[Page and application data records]
====

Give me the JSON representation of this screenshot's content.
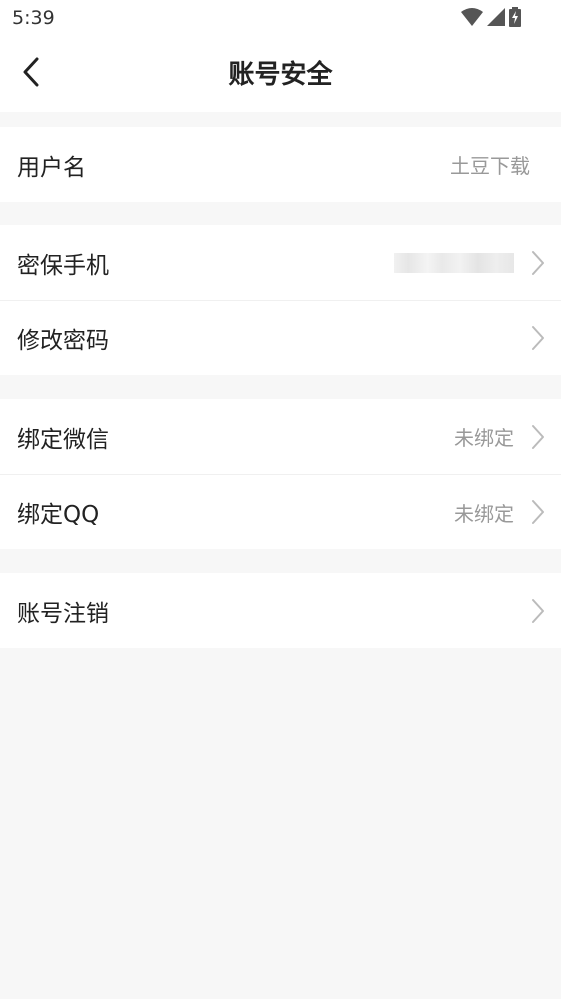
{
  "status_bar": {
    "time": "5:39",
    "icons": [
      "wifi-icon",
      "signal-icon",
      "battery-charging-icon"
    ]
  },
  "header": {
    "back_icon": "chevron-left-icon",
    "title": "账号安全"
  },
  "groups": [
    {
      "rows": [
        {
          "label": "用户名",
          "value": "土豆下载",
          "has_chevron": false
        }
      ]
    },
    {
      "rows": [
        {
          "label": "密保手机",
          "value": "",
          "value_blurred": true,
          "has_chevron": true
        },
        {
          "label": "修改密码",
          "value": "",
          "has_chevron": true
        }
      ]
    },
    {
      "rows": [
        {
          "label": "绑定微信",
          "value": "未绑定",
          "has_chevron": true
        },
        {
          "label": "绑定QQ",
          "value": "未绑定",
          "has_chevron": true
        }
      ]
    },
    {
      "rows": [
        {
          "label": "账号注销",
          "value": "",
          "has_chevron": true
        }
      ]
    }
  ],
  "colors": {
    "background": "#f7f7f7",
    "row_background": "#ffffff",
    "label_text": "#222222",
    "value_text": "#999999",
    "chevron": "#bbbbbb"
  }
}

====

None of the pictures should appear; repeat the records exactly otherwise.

Give me the JSON representation of this screenshot's content.
{
  "status_bar": {
    "time": "5:39",
    "icons": [
      "wifi-icon",
      "signal-icon",
      "battery-charging-icon"
    ]
  },
  "header": {
    "back_icon": "chevron-left-icon",
    "title": "账号安全"
  },
  "groups": [
    {
      "rows": [
        {
          "label": "用户名",
          "value": "土豆下载",
          "has_chevron": false
        }
      ]
    },
    {
      "rows": [
        {
          "label": "密保手机",
          "value": "",
          "value_blurred": true,
          "has_chevron": true
        },
        {
          "label": "修改密码",
          "value": "",
          "has_chevron": true
        }
      ]
    },
    {
      "rows": [
        {
          "label": "绑定微信",
          "value": "未绑定",
          "has_chevron": true
        },
        {
          "label": "绑定QQ",
          "value": "未绑定",
          "has_chevron": true
        }
      ]
    },
    {
      "rows": [
        {
          "label": "账号注销",
          "value": "",
          "has_chevron": true
        }
      ]
    }
  ],
  "colors": {
    "background": "#f7f7f7",
    "row_background": "#ffffff",
    "label_text": "#222222",
    "value_text": "#999999",
    "chevron": "#bbbbbb"
  }
}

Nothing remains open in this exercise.